[Items from a data source]

────────────────────

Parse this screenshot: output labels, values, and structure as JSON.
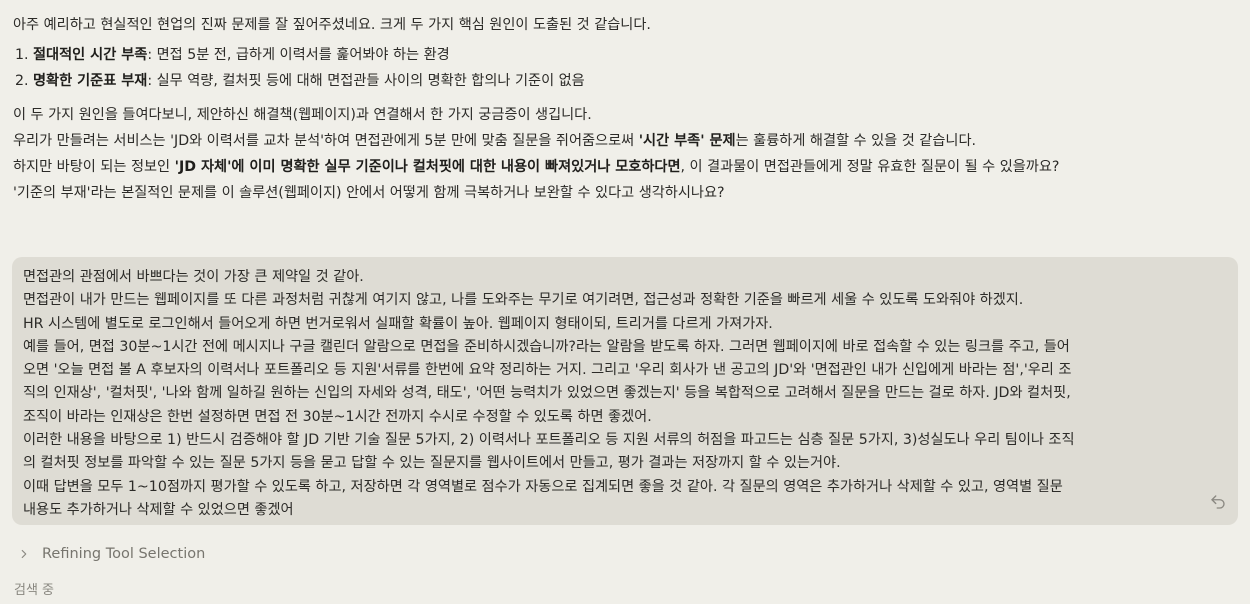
{
  "assistant": {
    "intro": "아주 예리하고 현실적인 현업의 진짜 문제를 잘 짚어주셨네요. 크게 두 가지 핵심 원인이 도출된 것 같습니다.",
    "causes": [
      {
        "title": "절대적인 시간 부족",
        "rest": ": 면접 5분 전, 급하게 이력서를 훑어봐야 하는 환경"
      },
      {
        "title": "명확한 기준표 부재",
        "rest": ": 실무 역량, 컬처핏 등에 대해 면접관들 사이의 명확한 합의나 기준이 없음"
      }
    ],
    "para1": "이 두 가지 원인을 들여다보니, 제안하신 해결책(웹페이지)과 연결해서 한 가지 궁금증이 생깁니다.",
    "para2_a": "우리가 만들려는 서비스는 'JD와 이력서를 교차 분석'하여 면접관에게 5분 만에 맞춤 질문을 쥐어줌으로써 ",
    "para2_bold": "'시간 부족' 문제",
    "para2_b": "는 훌륭하게 해결할 수 있을 것 같습니다.",
    "para3_a": "하지만 바탕이 되는 정보인 ",
    "para3_bold": "'JD 자체'에 이미 명확한 실무 기준이나 컬처핏에 대한 내용이 빠져있거나 모호하다면",
    "para3_b": ", 이 결과물이 면접관들에게 정말 유효한 질문이 될 수 있을까요?",
    "para4": "'기준의 부재'라는 본질적인 문제를 이 솔루션(웹페이지) 안에서 어떻게 함께 극복하거나 보완할 수 있다고 생각하시나요?"
  },
  "user_message": {
    "lines": [
      "면접관의 관점에서 바쁘다는 것이 가장 큰 제약일 것 같아.",
      "면접관이 내가 만드는 웹페이지를 또 다른 과정처럼 귀찮게 여기지 않고, 나를 도와주는 무기로 여기려면, 접근성과 정확한 기준을 빠르게 세울 수 있도록 도와줘야 하겠지.",
      "HR 시스템에 별도로 로그인해서 들어오게 하면 번거로워서 실패할 확률이 높아. 웹페이지 형태이되, 트리거를 다르게 가져가자.",
      "예를 들어, 면접 30분~1시간 전에 메시지나 구글 캘린더 알람으로 면접을 준비하시겠습니까?라는 알람을 받도록 하자. 그러면 웹페이지에 바로 접속할 수 있는 링크를 주고, 들어",
      "오면 '오늘 면접 볼 A 후보자의 이력서나 포트폴리오 등 지원'서류를 한번에 요약 정리하는 거지. 그리고 '우리 회사가 낸 공고의 JD'와 '면접관인 내가 신입에게 바라는 점','우리 조",
      "직의 인재상', '컬처핏', '나와 함께 일하길 원하는 신입의 자세와 성격, 태도', '어떤 능력치가 있었으면 좋겠는지' 등을 복합적으로 고려해서 질문을 만드는 걸로 하자. JD와 컬처핏,",
      "조직이 바라는 인재상은  한번 설정하면 면접 전 30분~1시간 전까지 수시로 수정할 수 있도록 하면 좋겠어.",
      "이러한 내용을 바탕으로 1) 반드시 검증해야 할 JD 기반 기술 질문 5가지, 2) 이력서나 포트폴리오 등 지원 서류의 허점을 파고드는 심층 질문 5가지, 3)성실도나 우리 팀이나 조직",
      "의 컬처핏 정보를 파악할 수 있는 질문 5가지 등을 묻고 답할 수 있는 질문지를 웹사이트에서 만들고, 평가 결과는 저장까지 할 수 있는거야.",
      "이때 답변을 모두 1~10점까지 평가할 수 있도록 하고, 저장하면 각 영역별로 점수가 자동으로 집계되면 좋을 것 같아. 각 질문의 영역은 추가하거나 삭제할 수 있고, 영역별 질문",
      "내용도 추가하거나 삭제할 수 있었으면 좋겠어"
    ],
    "undo_icon": "undo-icon"
  },
  "thinking": {
    "label": "Refining Tool Selection",
    "icon": "chevron-right-icon"
  },
  "bottom_fragment": "검색 중"
}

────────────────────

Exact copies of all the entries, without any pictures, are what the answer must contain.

_Output of the task_:
Parse this screenshot: output labels, values, and structure as JSON.
{
  "assistant": {
    "intro": "아주 예리하고 현실적인 현업의 진짜 문제를 잘 짚어주셨네요. 크게 두 가지 핵심 원인이 도출된 것 같습니다.",
    "causes": [
      {
        "title": "절대적인 시간 부족",
        "rest": ": 면접 5분 전, 급하게 이력서를 훑어봐야 하는 환경"
      },
      {
        "title": "명확한 기준표 부재",
        "rest": ": 실무 역량, 컬처핏 등에 대해 면접관들 사이의 명확한 합의나 기준이 없음"
      }
    ],
    "para1": "이 두 가지 원인을 들여다보니, 제안하신 해결책(웹페이지)과 연결해서 한 가지 궁금증이 생깁니다.",
    "para2_a": "우리가 만들려는 서비스는 'JD와 이력서를 교차 분석'하여 면접관에게 5분 만에 맞춤 질문을 쥐어줌으로써 ",
    "para2_bold": "'시간 부족' 문제",
    "para2_b": "는 훌륭하게 해결할 수 있을 것 같습니다.",
    "para3_a": "하지만 바탕이 되는 정보인 ",
    "para3_bold": "'JD 자체'에 이미 명확한 실무 기준이나 컬처핏에 대한 내용이 빠져있거나 모호하다면",
    "para3_b": ", 이 결과물이 면접관들에게 정말 유효한 질문이 될 수 있을까요?",
    "para4": "'기준의 부재'라는 본질적인 문제를 이 솔루션(웹페이지) 안에서 어떻게 함께 극복하거나 보완할 수 있다고 생각하시나요?"
  },
  "user_message": {
    "lines": [
      "면접관의 관점에서 바쁘다는 것이 가장 큰 제약일 것 같아.",
      "면접관이 내가 만드는 웹페이지를 또 다른 과정처럼 귀찮게 여기지 않고, 나를 도와주는 무기로 여기려면, 접근성과 정확한 기준을 빠르게 세울 수 있도록 도와줘야 하겠지.",
      "HR 시스템에 별도로 로그인해서 들어오게 하면 번거로워서 실패할 확률이 높아. 웹페이지 형태이되, 트리거를 다르게 가져가자.",
      "예를 들어, 면접 30분~1시간 전에 메시지나 구글 캘린더 알람으로 면접을 준비하시겠습니까?라는 알람을 받도록 하자. 그러면 웹페이지에 바로 접속할 수 있는 링크를 주고, 들어",
      "오면 '오늘 면접 볼 A 후보자의 이력서나 포트폴리오 등 지원'서류를 한번에 요약 정리하는 거지. 그리고 '우리 회사가 낸 공고의 JD'와 '면접관인 내가 신입에게 바라는 점','우리 조",
      "직의 인재상', '컬처핏', '나와 함께 일하길 원하는 신입의 자세와 성격, 태도', '어떤 능력치가 있었으면 좋겠는지' 등을 복합적으로 고려해서 질문을 만드는 걸로 하자. JD와 컬처핏,",
      "조직이 바라는 인재상은  한번 설정하면 면접 전 30분~1시간 전까지 수시로 수정할 수 있도록 하면 좋겠어.",
      "이러한 내용을 바탕으로 1) 반드시 검증해야 할 JD 기반 기술 질문 5가지, 2) 이력서나 포트폴리오 등 지원 서류의 허점을 파고드는 심층 질문 5가지, 3)성실도나 우리 팀이나 조직",
      "의 컬처핏 정보를 파악할 수 있는 질문 5가지 등을 묻고 답할 수 있는 질문지를 웹사이트에서 만들고, 평가 결과는 저장까지 할 수 있는거야.",
      "이때 답변을 모두 1~10점까지 평가할 수 있도록 하고, 저장하면 각 영역별로 점수가 자동으로 집계되면 좋을 것 같아. 각 질문의 영역은 추가하거나 삭제할 수 있고, 영역별 질문",
      "내용도 추가하거나 삭제할 수 있었으면 좋겠어"
    ],
    "undo_icon": "undo-icon"
  },
  "thinking": {
    "label": "Refining Tool Selection",
    "icon": "chevron-right-icon"
  },
  "bottom_fragment": "검색 중"
}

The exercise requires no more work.